Thesis - Open Access
Master of Science (MS)
The purpose of this study was to determine the affects of selected personal and professional factors on nurses' perceptions of self-health as evaluated by responses to a questionnaire designed for this study. A modification of the Health Belief Model, titled the Health Perception Model, served as the conceptual model for the study.
The sample consisted of 121 registered nurses employed at a 515-bed hospital in a rural Midwestern state. A descriptive correlational design was used.

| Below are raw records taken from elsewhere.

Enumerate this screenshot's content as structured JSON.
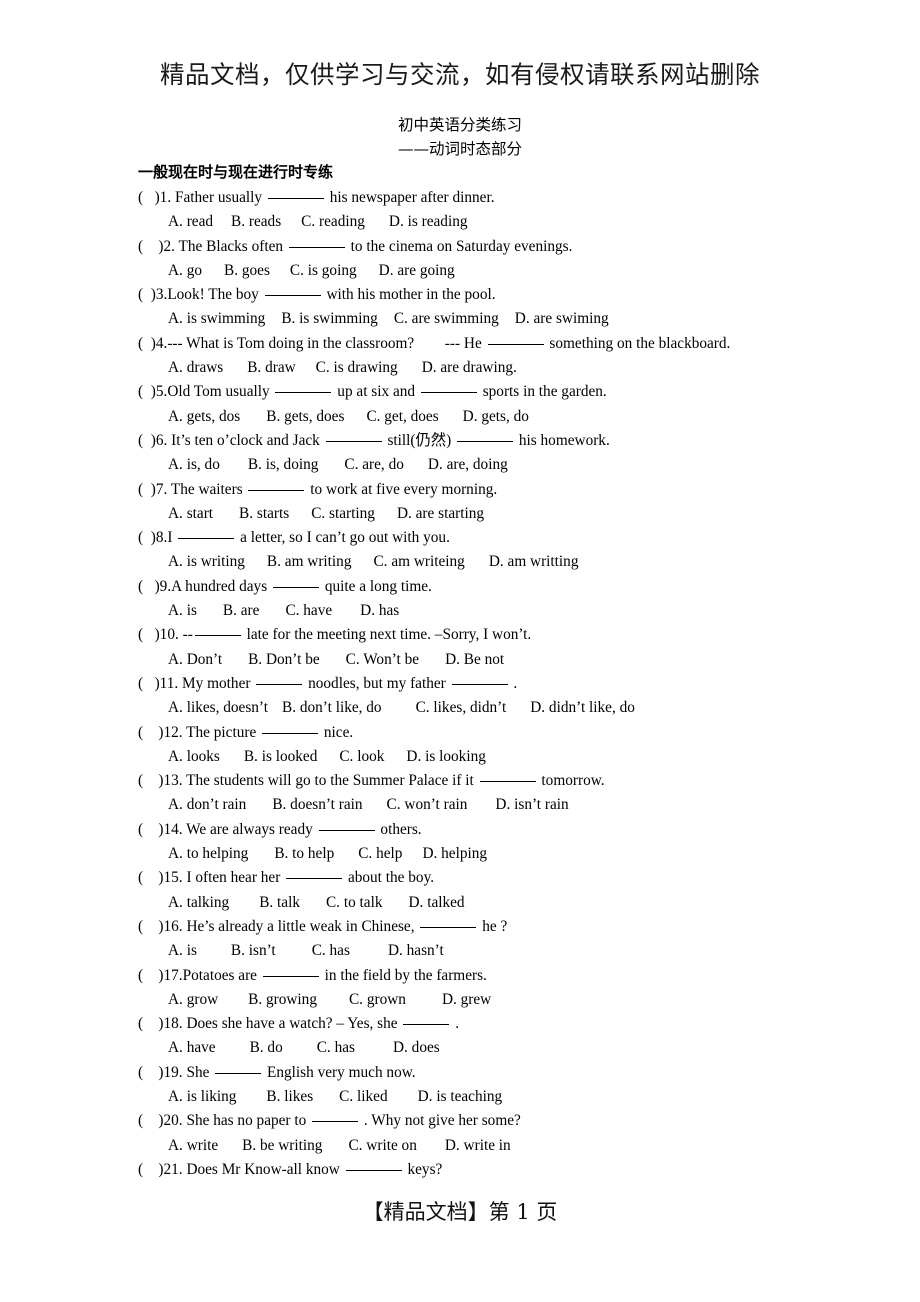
{
  "notice": "精品文档，仅供学习与交流，如有侵权请联系网站删除",
  "title": "初中英语分类练习",
  "subtitle": "——动词时态部分",
  "section_heading": "一般现在时与现在进行时专练",
  "footer": "【精品文档】第 1 页",
  "questions": [
    {
      "bracket": "(   )",
      "stem_parts": [
        "1. Father usually ",
        "BLANK_LG",
        " his newspaper after dinner."
      ],
      "options": [
        "A. read",
        "B. reads",
        "C. reading",
        "D. is reading"
      ]
    },
    {
      "bracket": "(    )",
      "stem_parts": [
        "2. The Blacks often ",
        "BLANK_LG",
        " to the cinema on Saturday evenings."
      ],
      "options": [
        "A. go",
        "B. goes",
        "C. is going",
        "D. are going"
      ]
    },
    {
      "bracket": "(  )",
      "stem_parts": [
        "3.Look! The boy ",
        "BLANK_LG",
        " with his mother in the pool."
      ],
      "options": [
        "A. is swimming",
        "B. is swimming",
        "C. are swimming",
        "D. are swiming"
      ]
    },
    {
      "bracket": "(  )",
      "stem_parts": [
        "4.--- What is Tom doing in the classroom?        --- He ",
        "BLANK_LG",
        " something on the blackboard."
      ],
      "options": [
        "A. draws",
        "B. draw",
        "C. is drawing",
        "D. are drawing."
      ]
    },
    {
      "bracket": "(  )",
      "stem_parts": [
        "5.Old Tom usually ",
        "BLANK_LG",
        " up at six and ",
        "BLANK_LG",
        " sports in the garden."
      ],
      "options": [
        "A. gets, dos",
        "B. gets, does",
        "C. get, does",
        "D. gets, do"
      ]
    },
    {
      "bracket": "(  )",
      "stem_parts": [
        "6. It’s ten o’clock and Jack ",
        "BLANK_LG",
        " still(仍然) ",
        "BLANK_LG",
        " his homework."
      ],
      "options": [
        "A. is, do",
        "B. is, doing",
        "C. are, do",
        "D. are, doing"
      ]
    },
    {
      "bracket": "(  )",
      "stem_parts": [
        "7. The waiters ",
        "BLANK_LG",
        " to work at five every morning."
      ],
      "options": [
        "A. start",
        "B. starts",
        "C. starting",
        "D. are starting"
      ]
    },
    {
      "bracket": "(  )",
      "stem_parts": [
        "8.I ",
        "BLANK_LG",
        " a letter, so I can’t go out with you."
      ],
      "options": [
        "A. is writing",
        "B. am writing",
        "C. am writeing",
        "D. am writting"
      ]
    },
    {
      "bracket": "(   )",
      "stem_parts": [
        "9.A hundred days ",
        "BLANK_MD",
        " quite a long time."
      ],
      "options": [
        "A. is",
        "B. are",
        "C. have",
        "D. has"
      ]
    },
    {
      "bracket": "(   )",
      "stem_parts": [
        "10. --",
        "BLANK_MD",
        " late for the meeting next time. –Sorry, I won’t."
      ],
      "options": [
        "A. Don’t",
        "B. Don’t be",
        "C. Won’t be",
        "D. Be not"
      ]
    },
    {
      "bracket": "(   )",
      "stem_parts": [
        "11. My mother ",
        "BLANK_MD",
        " noodles, but my father ",
        "BLANK_LG",
        " ."
      ],
      "options": [
        "A. likes, doesn’t",
        "B. don’t like, do",
        "C. likes, didn’t",
        "D. didn’t like, do"
      ]
    },
    {
      "bracket": "(    )",
      "stem_parts": [
        "12. The picture ",
        "BLANK_LG",
        " nice."
      ],
      "options": [
        "A. looks",
        "B. is looked",
        "C. look",
        "D. is looking"
      ]
    },
    {
      "bracket": "(    )",
      "stem_parts": [
        "13. The students will go to the Summer Palace if it ",
        "BLANK_LG",
        " tomorrow."
      ],
      "options": [
        "A. don’t rain",
        "B. doesn’t rain",
        "C. won’t rain",
        "D. isn’t rain"
      ]
    },
    {
      "bracket": "(    )",
      "stem_parts": [
        "14. We are always ready ",
        "BLANK_LG",
        " others."
      ],
      "options": [
        "A. to helping",
        "B. to help",
        "C. help",
        "D. helping"
      ]
    },
    {
      "bracket": "(    )",
      "stem_parts": [
        "15. I often hear her ",
        "BLANK_LG",
        " about the boy."
      ],
      "options": [
        "A. talking",
        "B. talk",
        "C. to talk",
        "D. talked"
      ]
    },
    {
      "bracket": "(    )",
      "stem_parts": [
        "16. He’s already a little weak in Chinese, ",
        "BLANK_LG",
        " he ?"
      ],
      "options": [
        "A. is",
        "B. isn’t",
        "C. has",
        "D. hasn’t"
      ]
    },
    {
      "bracket": "(    )",
      "stem_parts": [
        "17.Potatoes are ",
        "BLANK_LG",
        " in the field by the farmers."
      ],
      "options": [
        "A. grow",
        "B. growing",
        "C. grown",
        "D. grew"
      ]
    },
    {
      "bracket": "(    )",
      "stem_parts": [
        "18. Does she have a watch? – Yes, she ",
        "BLANK_MD",
        " ."
      ],
      "options": [
        "A. have",
        "B. do",
        "C. has",
        "D. does"
      ]
    },
    {
      "bracket": "(    )",
      "stem_parts": [
        "19. She ",
        "BLANK_MD",
        " English very much now."
      ],
      "options": [
        "A. is liking",
        "B. likes",
        "C. liked",
        "D. is teaching"
      ]
    },
    {
      "bracket": "(    )",
      "stem_parts": [
        "20. She has no paper to ",
        "BLANK_MD",
        " . Why not give her some?"
      ],
      "options": [
        "A. write",
        "B. be writing",
        "C. write on",
        "D. write in"
      ]
    },
    {
      "bracket": "(    )",
      "stem_parts": [
        "21. Does Mr Know-all know ",
        "BLANK_LG",
        " keys?"
      ],
      "options": []
    }
  ],
  "option_gaps": {
    "0": [
      0,
      18,
      20,
      24
    ],
    "1": [
      0,
      22,
      20,
      22
    ],
    "2": [
      0,
      16,
      16,
      16
    ],
    "3": [
      0,
      24,
      20,
      24
    ],
    "4": [
      0,
      26,
      22,
      24
    ],
    "5": [
      0,
      28,
      26,
      24
    ],
    "6": [
      0,
      26,
      22,
      22
    ],
    "7": [
      0,
      22,
      22,
      24
    ],
    "8": [
      0,
      26,
      26,
      28
    ],
    "9": [
      0,
      26,
      26,
      26
    ],
    "10": [
      0,
      14,
      34,
      24
    ],
    "11": [
      0,
      24,
      22,
      22
    ],
    "12": [
      0,
      26,
      24,
      28
    ],
    "13": [
      0,
      26,
      24,
      20
    ],
    "14": [
      0,
      30,
      26,
      26
    ],
    "15": [
      0,
      34,
      36,
      38
    ],
    "16": [
      0,
      30,
      32,
      36
    ],
    "17": [
      0,
      34,
      34,
      38
    ],
    "18": [
      0,
      30,
      26,
      30
    ],
    "19": [
      0,
      24,
      26,
      28
    ],
    "20": []
  }
}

The study posed thirteen null hypotheses predicting the influence of the variables (concern about health matters in general, subjective estimate of susceptibility to illness, age, presence of diagnosed illness, presence of symptoms, positive health activities, social factors, shift rotation, job satisfaction, type of nursing care unit, length of experience on specific unit, length of nursing experience, and professional commitment) on nurses' perceptions of self-health. The statistical test was the analysis of variance. The null hypotheses regarding subjective estimate of susceptibility to illness, presence of symptoms, presence of disease,, and positive health activities were rejected at the .05 level of significance.

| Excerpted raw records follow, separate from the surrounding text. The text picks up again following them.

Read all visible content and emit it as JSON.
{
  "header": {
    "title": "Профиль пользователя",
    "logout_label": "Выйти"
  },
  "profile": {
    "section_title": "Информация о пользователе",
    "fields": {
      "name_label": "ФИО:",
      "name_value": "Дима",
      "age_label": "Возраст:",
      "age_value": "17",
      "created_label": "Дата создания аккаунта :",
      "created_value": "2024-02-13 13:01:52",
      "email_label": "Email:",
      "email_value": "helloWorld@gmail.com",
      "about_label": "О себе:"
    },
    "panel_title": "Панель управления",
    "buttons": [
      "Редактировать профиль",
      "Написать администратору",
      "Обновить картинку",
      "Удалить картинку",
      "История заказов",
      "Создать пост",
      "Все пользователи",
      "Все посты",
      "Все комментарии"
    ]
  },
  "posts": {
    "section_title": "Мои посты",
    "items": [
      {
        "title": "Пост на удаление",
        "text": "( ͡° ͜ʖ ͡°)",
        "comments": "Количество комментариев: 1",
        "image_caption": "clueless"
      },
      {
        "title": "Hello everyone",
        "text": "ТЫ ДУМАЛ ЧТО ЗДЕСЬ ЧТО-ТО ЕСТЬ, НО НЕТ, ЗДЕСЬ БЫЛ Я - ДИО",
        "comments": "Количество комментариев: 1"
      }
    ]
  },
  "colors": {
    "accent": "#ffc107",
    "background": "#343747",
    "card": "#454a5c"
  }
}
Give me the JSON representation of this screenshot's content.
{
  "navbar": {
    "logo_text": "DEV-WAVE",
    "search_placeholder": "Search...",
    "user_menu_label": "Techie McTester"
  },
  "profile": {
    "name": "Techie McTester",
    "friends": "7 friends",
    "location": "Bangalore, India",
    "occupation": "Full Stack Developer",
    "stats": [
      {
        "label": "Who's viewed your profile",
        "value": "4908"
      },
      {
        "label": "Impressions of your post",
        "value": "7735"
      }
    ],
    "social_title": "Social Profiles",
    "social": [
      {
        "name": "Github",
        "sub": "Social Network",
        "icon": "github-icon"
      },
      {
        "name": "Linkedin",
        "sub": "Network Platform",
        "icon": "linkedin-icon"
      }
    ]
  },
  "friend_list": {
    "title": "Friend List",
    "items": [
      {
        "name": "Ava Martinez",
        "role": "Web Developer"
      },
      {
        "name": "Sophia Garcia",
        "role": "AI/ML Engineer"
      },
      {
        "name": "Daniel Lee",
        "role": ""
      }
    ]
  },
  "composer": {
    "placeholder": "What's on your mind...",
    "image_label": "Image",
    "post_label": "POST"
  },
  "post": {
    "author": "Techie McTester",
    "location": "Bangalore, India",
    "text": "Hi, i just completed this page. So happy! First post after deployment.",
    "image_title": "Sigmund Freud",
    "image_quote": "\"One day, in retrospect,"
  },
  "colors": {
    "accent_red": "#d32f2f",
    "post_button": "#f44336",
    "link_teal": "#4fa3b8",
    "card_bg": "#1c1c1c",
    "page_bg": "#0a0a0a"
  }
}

Library of Congress Subject Headings
Nurses -- Psychology
Number of Pages
South Dakota State University
Peterson, Constance L., "The Affects of Selected Personal and Professional Factors on Nurses' Perceptions of Self-health" (1984). Theses and Dissertations. 671.